Genitourinary & Prostate Exam Students learn a sensitive and systematic approach to the complete genitourinary and prostrate examination.

What happens after I sign up to teach?

You will receive a survey recruitment with the dates, times, and location for each session. Our program staff will review all submissions, and you will receive a confirmation email for the session you were assigned, along with a link to review the tutor summary and student guide for your session. 

Which hospital sites can I teach at?

While most Clinical Skills courses are taught at the Diamond Health Care Centre, some of our courses are taught at hospital sites across the lower mainland. We have sessions at Vancouver General Hospital, St. Paul’s Hospital, Surrey Memorial Hospital, Burnaby Hospital, Lion’s Gate Hospital, UBC Hospital, and Royal Columbian Hospital. If you’re working at any of these hospitals, please contact your program coordinator. 

Do I need hospital access to teach Clinical Skills?

You do not need hospital access for courses taught at the Diamond Health Care Centre. However, if you’re teaching courses taught in a hospital setting, like CSI, Pediatrics (Newborn), you will need a hospital access card. Please contact the course coordinators for more information.  

Are there any remote opportunities for teaching?

Clinical Skills is primarily taught in-person at one of the teaching sites. However, for Psychiatry and Sensitive Interview Sessions, we can accommodate the delivery of sessions via Zoom in exceptional circumstances.  

When do I complete Workplace-Based Assessments (WBA) for students?

A WBA is an assessment modality where students will be assessed by their tutors and/or preceptors based on learning outcomes organized by the CanMEDS framework and yearly milestones. WBA recommendations for promotion or failure will be made by the Regional Student Promotion Subcommittee. 

Not all CS sessions mandate a WBA completion. Sessions with mandatory completions are:

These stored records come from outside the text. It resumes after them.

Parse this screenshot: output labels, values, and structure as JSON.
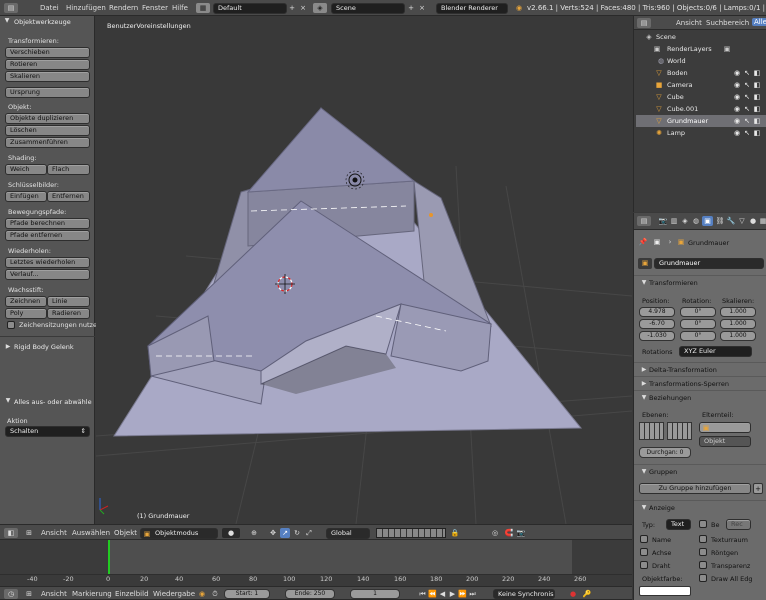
{
  "topbar": {
    "menus": [
      "Datei",
      "Hinzufügen",
      "Rendern",
      "Fenster",
      "Hilfe"
    ],
    "layout": "Default",
    "scene": "Scene",
    "renderer": "Blender Renderer",
    "stats": "v2.66.1 | Verts:524 | Faces:480 | Tris:960 | Objects:0/6 | Lamps:0/1 | Mem:19"
  },
  "toolshelf": {
    "title": "Objektwerkzeuge",
    "sections": {
      "transform": "Transformieren:",
      "object": "Objekt:",
      "shading": "Shading:",
      "keyframes": "Schlüsselbilder:",
      "motion": "Bewegungspfade:",
      "history": "Wiederholen:",
      "grease": "Wachsstift:"
    },
    "buttons": {
      "move": "Verschieben",
      "rotate": "Rotieren",
      "scale": "Skalieren",
      "origin": "Ursprung",
      "duplicate": "Objekte duplizieren",
      "delete": "Löschen",
      "join": "Zusammenführen",
      "smooth": "Weich",
      "flat": "Flach",
      "insert": "Einfügen",
      "remove": "Entfernen",
      "calc_paths": "Pfade berechnen",
      "clear_paths": "Pfade entfernen",
      "repeat_last": "Letztes wiederholen",
      "history": "Verlauf...",
      "draw": "Zeichnen",
      "line": "Linie",
      "poly": "Poly",
      "erase": "Radieren"
    },
    "sketch": "Zeichensitzungen nutze",
    "rigid": "Rigid Body Gelenk",
    "operator": "Alles aus- oder abwähle",
    "action_label": "Aktion",
    "action_value": "Schalten"
  },
  "viewport": {
    "view_label": "BenutzerVoreinstellungen",
    "object_label": "(1) Grundmauer"
  },
  "outliner": {
    "view": "Ansicht",
    "search": "Suchbereich",
    "all": "Alle",
    "items": [
      {
        "name": "Scene"
      },
      {
        "name": "RenderLayers"
      },
      {
        "name": "World"
      },
      {
        "name": "Boden"
      },
      {
        "name": "Camera"
      },
      {
        "name": "Cube"
      },
      {
        "name": "Cube.001"
      },
      {
        "name": "Grundmauer"
      },
      {
        "name": "Lamp"
      }
    ]
  },
  "properties": {
    "object_name": "Grundmauer",
    "name_field": "Grundmauer",
    "transform": "Transformieren",
    "position": "Position:",
    "rotation": "Rotation:",
    "scale": "Skalieren:",
    "pos": [
      "4.978",
      "-6.70",
      "-1.030"
    ],
    "rot": [
      "0°",
      "0°",
      "0°"
    ],
    "scl": [
      "1.000",
      "1.000",
      "1.000"
    ],
    "rot_mode_label": "Rotations",
    "rot_mode": "XYZ Euler",
    "delta": "Delta-Transformation",
    "locks": "Transformations-Sperren",
    "relations": "Beziehungen",
    "layers": "Ebenen:",
    "parent": "Elternteil:",
    "parent_type": "Objekt",
    "pass_index": "Durchgan: 0",
    "groups": "Gruppen",
    "add_group": "Zu Gruppe hinzufügen",
    "display": "Anzeige",
    "type_label": "Typ:",
    "type_value": "Text",
    "bounds": "Be",
    "bounds_type": "Rec",
    "name": "Name",
    "texture_space": "Texturraum",
    "axis": "Achse",
    "xray": "Röntgen",
    "wire": "Draht",
    "transparency": "Transparenz",
    "draw_all_edges": "Draw All Edg",
    "object_color": "Objektfarbe:"
  },
  "view3d_header": {
    "view": "Ansicht",
    "select": "Auswählen",
    "object": "Objekt",
    "mode": "Objektmodus",
    "orientation": "Global"
  },
  "timeline": {
    "ticks": [
      "-40",
      "-20",
      "0",
      "20",
      "40",
      "60",
      "80",
      "100",
      "120",
      "140",
      "160",
      "180",
      "200",
      "220",
      "240",
      "260"
    ],
    "footer": {
      "view": "Ansicht",
      "marker": "Markierung",
      "frame": "Einzelbild",
      "playback": "Wiedergabe",
      "start": "Start: 1",
      "end": "Ende: 250",
      "current": "1",
      "sync": "Keine Synchronisa"
    }
  },
  "colors": {
    "accent": "#5680c2",
    "mesh": "#8a8aa8",
    "ground": "#a8a8c4",
    "frame_line": "#22cc22"
  }
}
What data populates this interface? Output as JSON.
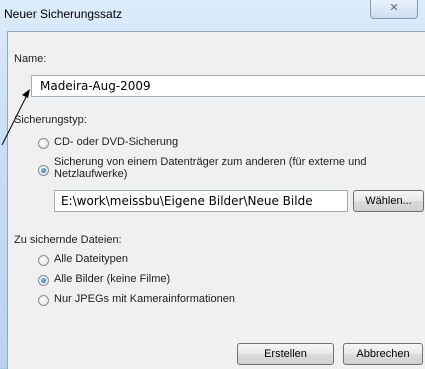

  • MEDD 411 – Communication Skills 
  • MEDD 412 – Respiratory 2, Cardiovascular 3, Neurology-3 
  • MEDD 421 – Neurology 4, Psychiatry 3, Clinical Skills Integration-3 
  • MEDD 422 – MSK 5, Sensitive Interviewing 3, Clinical Skills Integration-6 

The numbers appended to the end of the course names indicate the session number within the series. For instance, MSK-5 denotes the fifth Musculoskeletal (MSK) session undertaken by students in their Year 1 and 2 curriculum.

On average it takes between 15-30 minutes to assess a student through WBA. However, factors such as tutor experience, session expectations, individual student response may affect this average.

Can I get compensated for teaching?

Based on your appointment, you may be entitled to compensation for teaching. Before committing to any teaching responsibilities, please consult our program coordinators for clarification.

Who are my Clinical Skills contacts?

“My tutor created an incredibly comfortable, open, inclusive, and safe learning environment and it is clear how invested he is in us and our education. It is obvious how much care and attention he puts into every session he teaches, striving and succeeding to make each experience the best possible learning opportunity.”

“Not only did our tutor provide frameworks for each exam, she even provided print outs with step by step instructions, clinical correlation/pathologies and reference tables. These proved invaluable in our OSCE/clinical placement preparation.”

“Our tutor went above and beyond in her teaching. She was very hands on in her teaching and critiques of techniques. Everyone walked away with strong foundations in all MSK exams, which is an accomplishment considering the depth and breadth of knowledge required.”